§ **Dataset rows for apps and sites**

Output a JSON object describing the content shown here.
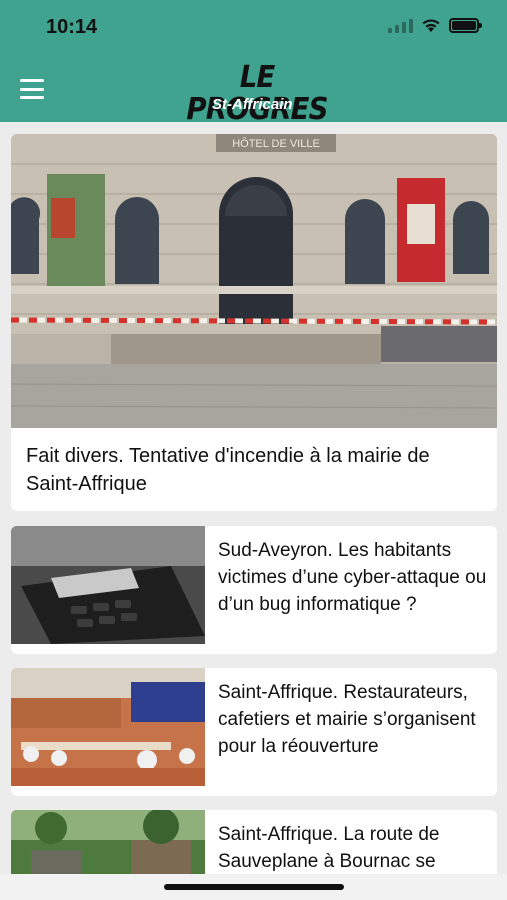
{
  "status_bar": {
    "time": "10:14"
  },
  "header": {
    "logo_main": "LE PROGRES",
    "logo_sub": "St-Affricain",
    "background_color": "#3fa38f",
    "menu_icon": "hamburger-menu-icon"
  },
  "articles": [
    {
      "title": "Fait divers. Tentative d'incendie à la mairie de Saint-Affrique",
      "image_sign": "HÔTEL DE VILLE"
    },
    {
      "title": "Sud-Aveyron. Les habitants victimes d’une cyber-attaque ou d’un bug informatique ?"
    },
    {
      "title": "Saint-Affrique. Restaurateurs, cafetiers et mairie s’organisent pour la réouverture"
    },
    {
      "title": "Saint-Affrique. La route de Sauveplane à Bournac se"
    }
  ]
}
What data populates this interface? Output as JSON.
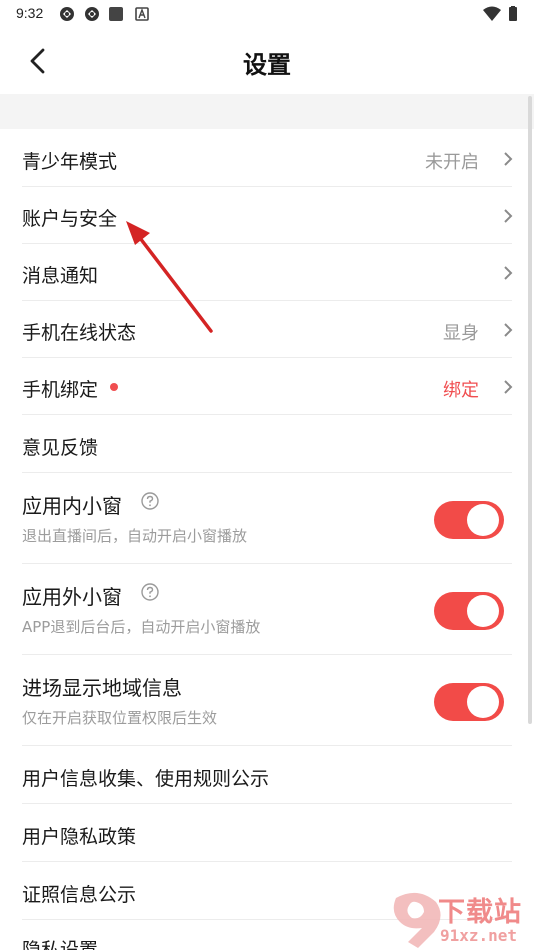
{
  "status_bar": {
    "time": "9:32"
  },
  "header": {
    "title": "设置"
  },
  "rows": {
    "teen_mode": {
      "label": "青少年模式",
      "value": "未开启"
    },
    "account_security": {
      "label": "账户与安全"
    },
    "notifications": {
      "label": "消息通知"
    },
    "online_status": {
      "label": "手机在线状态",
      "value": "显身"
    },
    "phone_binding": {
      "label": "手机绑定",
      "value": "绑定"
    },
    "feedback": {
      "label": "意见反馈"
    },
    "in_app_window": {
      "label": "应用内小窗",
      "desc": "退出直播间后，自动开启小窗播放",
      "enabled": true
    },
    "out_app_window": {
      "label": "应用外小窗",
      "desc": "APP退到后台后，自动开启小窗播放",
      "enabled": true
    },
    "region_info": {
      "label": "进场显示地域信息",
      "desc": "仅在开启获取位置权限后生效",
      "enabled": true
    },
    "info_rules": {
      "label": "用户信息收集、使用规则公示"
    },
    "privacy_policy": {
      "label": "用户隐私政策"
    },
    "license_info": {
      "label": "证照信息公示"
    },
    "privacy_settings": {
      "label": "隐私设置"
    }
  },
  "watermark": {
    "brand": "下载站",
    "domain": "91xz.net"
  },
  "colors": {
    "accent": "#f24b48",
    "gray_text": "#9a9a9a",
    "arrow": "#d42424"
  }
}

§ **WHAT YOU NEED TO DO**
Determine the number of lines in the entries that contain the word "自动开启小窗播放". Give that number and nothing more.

§ **YOUR RESPONSE**
2